Restructuring the tertiary and vocational education sector in Sri Lanka

Thursday, 30 May 2019 00:03 -     - {{hitsCtrl.values.hits}}

Vallibel One Chairman Dhammika Perera (second from right) speaks as (from left) NHRDC and ICC Chairman Dinesh Weerakkody, SLITHM Chairman Dilip De Silva, ICASL President Jagath Perera and CIPM President Dhammika Fernando look on 

The National Human Resources Development Council of Sri Lanka (NHRDC) recently held a key forum dealing with the restructuring of the tertiary and vocational education sector. 

It was organised in partnership with  The Institute of Chartered Accountants of Sri Lanka (ICASL), Chartered Institute of Personnel Management (CIPM), The International Chamber of Commerce of Sri Lanka (ICC), Sri Lanka Institute of Tourism and Hotel Management (SLITHM) and Daily Financial Times.

The forum discussed the fundamental changes the vocational education sector in Sri Lanka requires for Sri Lanka to be competitive in a tight labour market characterised by low unemployment, relatively high underemployment, and a high proportion of employment in elementary occupations.

Business leader Dhammika Perera was the Chief Guest and High Commissioner for Canada in Sri Lanka David McKinnon was the Guest of Honour and the keynote speaker.

The forum also had a panel discussion involving Perera and McKinnon, as well as The Institute of Chartered Accountants of Sri Lanka President Jagath Perera and Chartered Institute of Personnel Management President Dhammika Fernando. It was moderated by ICC Sri Lanka Chairman Dinesh Weerakkody.

In his speech, McKinnon highlighted some of the success stories and best practices of how Canada managed to improve the tertiary and vocation education sector. He also recalled several initiatives which offered Canadian support to the Government of Sri Lanka in this regard.

Perera, in his presentation, said structural changes to Sri Lanka’s education system, including re-evaluation of the breakdown of education budget are crucial for the country’s journey towards becoming a high-income country.

He identified social transfer as a key structural change in the country’s education budget, which would empower and retain students in the country’s education system. He pointed out there are estimated 32,000 student dropouts per annum from the educational system before even reaching Ordinary Level examination.

Perera illustrated that Singapore has been successful in tackling early school dropouts by allocating a considerable stake in the education budget, around up to 25%, for social transfers as a tool to empower and incentivise students to continue their education.

As Sri Lanka struggles to get back on its earlier growth trajectory following its graduation to lower middle income status, Perera emphasised the need to focus on structural changes to the country’s education system in order to break away from the ‘middle-income trap’ to fuel the growth in order to become a high-income country.

According to him, prioritising Science, Technology, Engineering, and Mathematics (STEM) and English are most crucial structural changes for the country to produce relevant graduates to fuel economic growth.

 “There are students who are weak in mathematics. In developed countries such as the United States, these students are being given double time slots to learn mathematics.

“We start to learn science in Sinhala from Grade 6, and then we have to study it when pursuing higher education.
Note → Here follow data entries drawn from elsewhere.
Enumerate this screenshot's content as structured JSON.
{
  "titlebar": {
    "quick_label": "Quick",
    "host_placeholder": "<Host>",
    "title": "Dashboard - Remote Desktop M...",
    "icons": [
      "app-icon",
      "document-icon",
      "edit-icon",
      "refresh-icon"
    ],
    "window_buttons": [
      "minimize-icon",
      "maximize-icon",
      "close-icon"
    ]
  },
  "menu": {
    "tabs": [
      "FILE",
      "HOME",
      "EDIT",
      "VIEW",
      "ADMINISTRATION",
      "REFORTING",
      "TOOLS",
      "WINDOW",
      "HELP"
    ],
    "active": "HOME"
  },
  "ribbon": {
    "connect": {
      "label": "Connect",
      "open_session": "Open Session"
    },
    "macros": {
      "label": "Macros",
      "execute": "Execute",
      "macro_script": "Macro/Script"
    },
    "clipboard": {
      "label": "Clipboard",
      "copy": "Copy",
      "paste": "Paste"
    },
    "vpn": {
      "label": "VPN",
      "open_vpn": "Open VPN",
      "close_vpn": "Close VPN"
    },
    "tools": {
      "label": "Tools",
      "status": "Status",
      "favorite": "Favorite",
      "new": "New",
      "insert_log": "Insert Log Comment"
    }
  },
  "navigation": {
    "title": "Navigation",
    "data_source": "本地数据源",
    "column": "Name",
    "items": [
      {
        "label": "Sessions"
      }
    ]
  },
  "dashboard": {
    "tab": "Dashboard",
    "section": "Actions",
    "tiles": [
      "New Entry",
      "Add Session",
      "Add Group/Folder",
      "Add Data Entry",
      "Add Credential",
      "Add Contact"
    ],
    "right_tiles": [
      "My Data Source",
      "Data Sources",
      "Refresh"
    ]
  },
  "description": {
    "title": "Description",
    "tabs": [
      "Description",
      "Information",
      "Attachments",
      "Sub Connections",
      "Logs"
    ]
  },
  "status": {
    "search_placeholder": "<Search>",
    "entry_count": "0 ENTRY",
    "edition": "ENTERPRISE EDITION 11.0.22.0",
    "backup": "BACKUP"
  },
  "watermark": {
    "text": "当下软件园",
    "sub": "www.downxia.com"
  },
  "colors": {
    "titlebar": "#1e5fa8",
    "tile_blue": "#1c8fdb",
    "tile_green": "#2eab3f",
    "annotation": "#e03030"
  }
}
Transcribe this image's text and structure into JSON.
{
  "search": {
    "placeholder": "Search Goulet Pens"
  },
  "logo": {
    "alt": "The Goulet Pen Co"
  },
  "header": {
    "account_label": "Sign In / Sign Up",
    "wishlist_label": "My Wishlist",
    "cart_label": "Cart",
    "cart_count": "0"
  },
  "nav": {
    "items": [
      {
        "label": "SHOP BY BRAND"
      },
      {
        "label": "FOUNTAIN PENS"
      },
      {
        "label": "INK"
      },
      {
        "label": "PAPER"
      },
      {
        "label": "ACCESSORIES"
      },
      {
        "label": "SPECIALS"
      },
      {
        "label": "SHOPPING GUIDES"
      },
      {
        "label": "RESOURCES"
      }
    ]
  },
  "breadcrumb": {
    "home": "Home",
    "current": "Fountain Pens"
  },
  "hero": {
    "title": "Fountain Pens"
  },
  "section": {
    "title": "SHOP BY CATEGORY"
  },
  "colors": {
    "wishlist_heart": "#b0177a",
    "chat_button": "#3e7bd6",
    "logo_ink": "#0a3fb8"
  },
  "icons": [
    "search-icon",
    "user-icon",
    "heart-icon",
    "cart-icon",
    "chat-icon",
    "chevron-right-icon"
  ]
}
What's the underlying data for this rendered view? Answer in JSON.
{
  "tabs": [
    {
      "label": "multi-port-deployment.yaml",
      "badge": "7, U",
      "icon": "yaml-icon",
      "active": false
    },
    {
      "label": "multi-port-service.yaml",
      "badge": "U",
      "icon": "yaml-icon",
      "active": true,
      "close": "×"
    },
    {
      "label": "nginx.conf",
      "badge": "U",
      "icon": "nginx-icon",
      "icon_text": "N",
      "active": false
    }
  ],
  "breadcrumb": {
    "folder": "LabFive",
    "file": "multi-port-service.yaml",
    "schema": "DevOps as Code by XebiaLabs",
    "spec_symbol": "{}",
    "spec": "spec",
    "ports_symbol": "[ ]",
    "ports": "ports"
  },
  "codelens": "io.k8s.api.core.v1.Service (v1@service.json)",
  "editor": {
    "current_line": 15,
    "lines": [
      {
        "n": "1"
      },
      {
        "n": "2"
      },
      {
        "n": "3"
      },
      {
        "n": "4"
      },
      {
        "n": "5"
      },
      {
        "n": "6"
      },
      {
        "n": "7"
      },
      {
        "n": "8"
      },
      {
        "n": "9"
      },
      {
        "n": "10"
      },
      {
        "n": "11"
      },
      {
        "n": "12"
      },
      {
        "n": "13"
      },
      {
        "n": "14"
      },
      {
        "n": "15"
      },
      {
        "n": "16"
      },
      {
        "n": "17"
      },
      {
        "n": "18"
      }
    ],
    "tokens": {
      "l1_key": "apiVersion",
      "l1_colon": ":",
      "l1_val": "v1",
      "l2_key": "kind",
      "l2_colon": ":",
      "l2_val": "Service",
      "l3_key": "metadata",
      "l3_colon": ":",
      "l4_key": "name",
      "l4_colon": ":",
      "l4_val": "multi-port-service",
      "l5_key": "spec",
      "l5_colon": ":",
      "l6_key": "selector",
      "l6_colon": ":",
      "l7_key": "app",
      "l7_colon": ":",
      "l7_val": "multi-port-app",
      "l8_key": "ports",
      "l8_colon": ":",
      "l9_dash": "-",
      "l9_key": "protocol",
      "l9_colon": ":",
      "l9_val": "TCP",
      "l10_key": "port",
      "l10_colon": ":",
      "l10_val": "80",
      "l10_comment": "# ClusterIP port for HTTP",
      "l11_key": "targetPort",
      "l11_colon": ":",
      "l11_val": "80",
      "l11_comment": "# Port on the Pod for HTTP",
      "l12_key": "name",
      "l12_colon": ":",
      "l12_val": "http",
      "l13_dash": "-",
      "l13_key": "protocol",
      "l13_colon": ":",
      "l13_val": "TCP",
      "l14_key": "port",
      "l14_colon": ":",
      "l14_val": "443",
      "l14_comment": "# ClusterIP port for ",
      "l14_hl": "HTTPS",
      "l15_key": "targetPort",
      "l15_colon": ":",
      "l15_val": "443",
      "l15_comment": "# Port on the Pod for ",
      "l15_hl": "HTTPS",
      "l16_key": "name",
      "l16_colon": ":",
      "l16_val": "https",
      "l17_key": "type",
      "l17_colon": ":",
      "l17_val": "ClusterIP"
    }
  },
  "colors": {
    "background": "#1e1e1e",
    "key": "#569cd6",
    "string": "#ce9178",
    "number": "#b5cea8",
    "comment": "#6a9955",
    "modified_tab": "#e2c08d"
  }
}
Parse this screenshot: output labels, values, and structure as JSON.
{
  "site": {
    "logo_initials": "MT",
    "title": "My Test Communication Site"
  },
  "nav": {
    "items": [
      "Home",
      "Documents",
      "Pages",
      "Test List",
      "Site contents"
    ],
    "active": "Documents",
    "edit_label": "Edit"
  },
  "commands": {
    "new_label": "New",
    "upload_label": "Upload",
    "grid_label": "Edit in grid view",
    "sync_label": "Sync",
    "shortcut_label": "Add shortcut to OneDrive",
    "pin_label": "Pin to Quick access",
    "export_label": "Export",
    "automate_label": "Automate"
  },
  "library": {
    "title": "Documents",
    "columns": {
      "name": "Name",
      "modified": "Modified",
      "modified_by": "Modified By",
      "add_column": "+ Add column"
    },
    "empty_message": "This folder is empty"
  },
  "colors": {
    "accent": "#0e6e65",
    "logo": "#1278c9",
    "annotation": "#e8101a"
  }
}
It’s a waste of time as the students have to learn all terms in Sinhala and again in English. Therefore, we need to make it in English from the very beginning,” Perera stressed.

He opined that that though many learn Tamil or Sinhala as a second language, a very few in fact utilise these language skills to communicate with ethnic Sinhalese or Tamils.

Perera proposed these time slots to be allocated to learn English, as English language skills are necessary in the current labour market to access most of job opportunities. 

He noted that this move will particularly help Arts graduates to gain employment opportunities in the private sector. 

Highlighting the need for a data-driven educational policy, Perera stressed vocational training centres in the country need to brand their respective courses in line with labour market requirements.

 “There are 148 State-owned vocational training centres in the country and 160,000 students join these programs per annum. However, only 40,000 of them graduate. There is also no assurance on the securing a job after the graduation,” Perera stressed.

He suggested that one ministry should be responsible in managing higher educational institutions including vocational training centres based on labour market requirements of the different sectors of the economy.

He pointed out that some countries have established human resource development ministries tasked with managing labour requirements across all sectors of the economy.

Perera also backed a State-funded loan scheme to support students to pursue their higher education in private universities in the country.

“The government of Maldives provides their students access for educational loans worth around Rs.4 million, as they don’t have established universities. However, our students can earn a degree with an investment of little over Rs.1 million,” he pointed out.

Speaking on Sri Lanka’s potential to become an educational hub, Perera said Sri Lanka could attract leading global universities to set-up their campuses in the country which would enable the students from upper middle class families to study in Sri Lanka in ‘branded universities’.

He noted that Sri Lanka needs to develop a blueprint for education similar to Malaysia which now attracts over 200,000 foreign students annually to their universities.

Perera opined that majority of these initiatives wouldn’t require additional capital expenditure and can be implemented with mere structural reforms.

Pix by Sameera Wijesinghe